  • Find(value interface{}) *Node - Traverses tree in search of a Node's Data field that matches the value argument. Upon success the address of the node is returned, nil is returned otherwise.

  • Delete(value interface{}) *Node - Recursive method which deletes most nodes by removing pointer references to them. The single use case where this won't happen is with the root node. Removing a root node will simply set its Data field to nil. In this case such a node is considered empty.

  • Height() int - Recursive method that returns 1 + the maximum value of a call to Height for each of the node's children. If the node is considered empty, 0 is returned. So each node is given a value of 1, and the height is the sum of the tallest 'node trail'.

  • FindMin() int - Recursive method which returns the smallest integer among the left children of a tree.

  • FindMax() int - Recursive method which returns the largest value among the right children of a tree.

  • Print() - Prints the value of each node, traversing the tree in a preorder fashion.

  • min(num1 int, num2 int) int and max(num1 int, num2 int) int - behaves as expected. Naming was kept lowercase to conform to package naming conventions where lowercase functions are not exported.

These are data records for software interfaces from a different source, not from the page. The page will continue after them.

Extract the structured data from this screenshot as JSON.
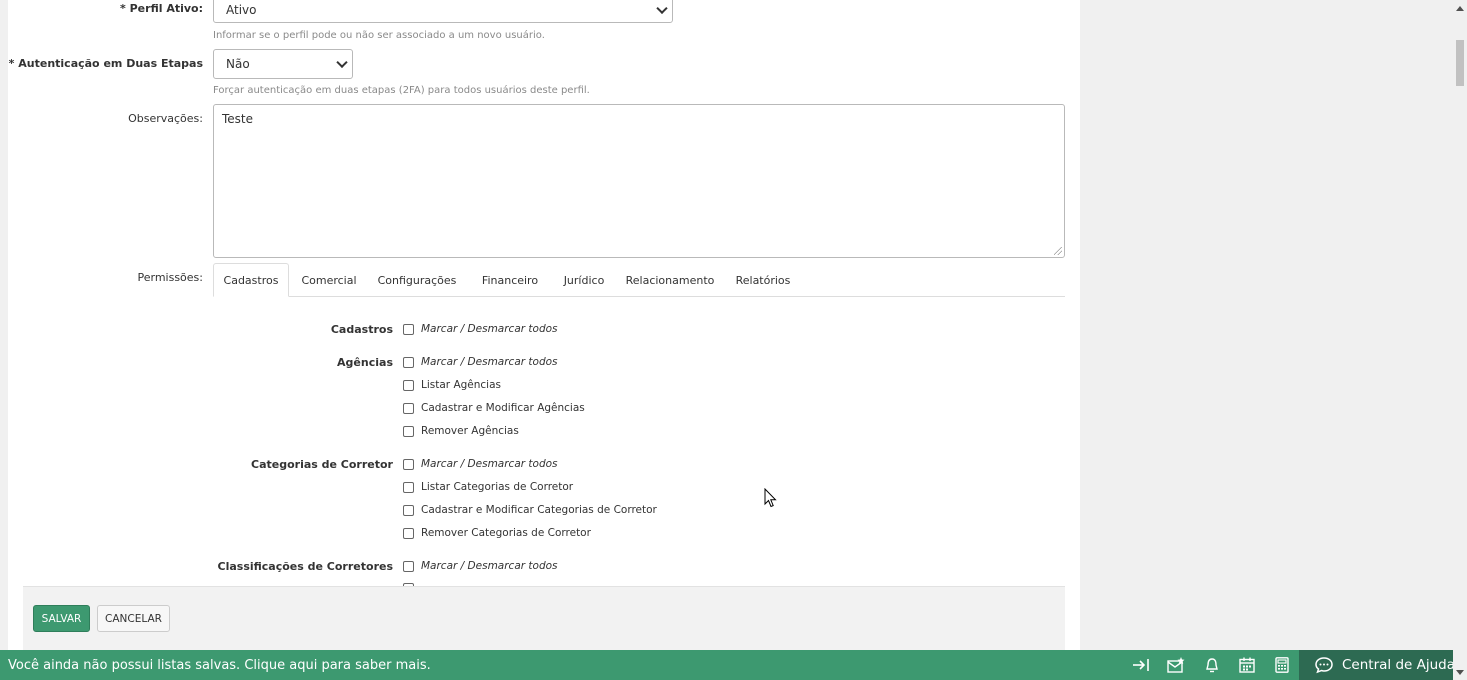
{
  "form": {
    "perfil_ativo": {
      "required_mark": "*",
      "label": "Perfil Ativo:",
      "value": "Ativo",
      "help": "Informar se o perfil pode ou não ser associado a um novo usuário."
    },
    "dois_fatores": {
      "required_mark": "*",
      "label": "Autenticação em Duas Etapas",
      "value": "Não",
      "help": "Forçar autenticação em duas etapas (2FA) para todos usuários deste perfil."
    },
    "observacoes": {
      "label": "Observações:",
      "value": "Teste"
    },
    "permissoes_label": "Permissões:"
  },
  "tabs": [
    {
      "label": "Cadastros",
      "active": true
    },
    {
      "label": "Comercial"
    },
    {
      "label": "Configurações"
    },
    {
      "label": "Financeiro"
    },
    {
      "label": "Jurídico"
    },
    {
      "label": "Relacionamento"
    },
    {
      "label": "Relatórios"
    }
  ],
  "permissions": {
    "groups": [
      {
        "label": "Cadastros",
        "items": [
          "Marcar / Desmarcar todos"
        ]
      },
      {
        "label": "Agências",
        "items": [
          "Marcar / Desmarcar todos",
          "Listar Agências",
          "Cadastrar e Modificar Agências",
          "Remover Agências"
        ]
      },
      {
        "label": "Categorias de Corretor",
        "items": [
          "Marcar / Desmarcar todos",
          "Listar Categorias de Corretor",
          "Cadastrar e Modificar Categorias de Corretor",
          "Remover Categorias de Corretor"
        ]
      },
      {
        "label": "Classificações de Corretores",
        "items": [
          "Marcar / Desmarcar todos"
        ]
      }
    ]
  },
  "actions": {
    "save_label": "SALVAR",
    "cancel_label": "CANCELAR"
  },
  "bottom_bar": {
    "message": "Você ainda não possui listas salvas. Clique aqui para saber mais.",
    "help_center_label": "Central de Ajuda",
    "icons": [
      "collapse-right-icon",
      "favorite-mail-icon",
      "bell-icon",
      "calendar-icon",
      "calculator-icon",
      "chat-icon"
    ]
  },
  "colors": {
    "brand_green": "#3d9970",
    "help_center_bg": "#2d6a52"
  }
}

In this case, the practice describes helper functions.

  • Since a struct cannot be nil, there needs to be some way to determine whether a struct is 'empty'. The data field which stores integers is an empty interface. Since an empty interface can in fact be nil, that's what I checked for.

  • Didnt realize that there were so many different ways Delete() could be written. I made sure to write mine on my own version before observing others. Creating algorithms off the top of my head was fun but time consuming.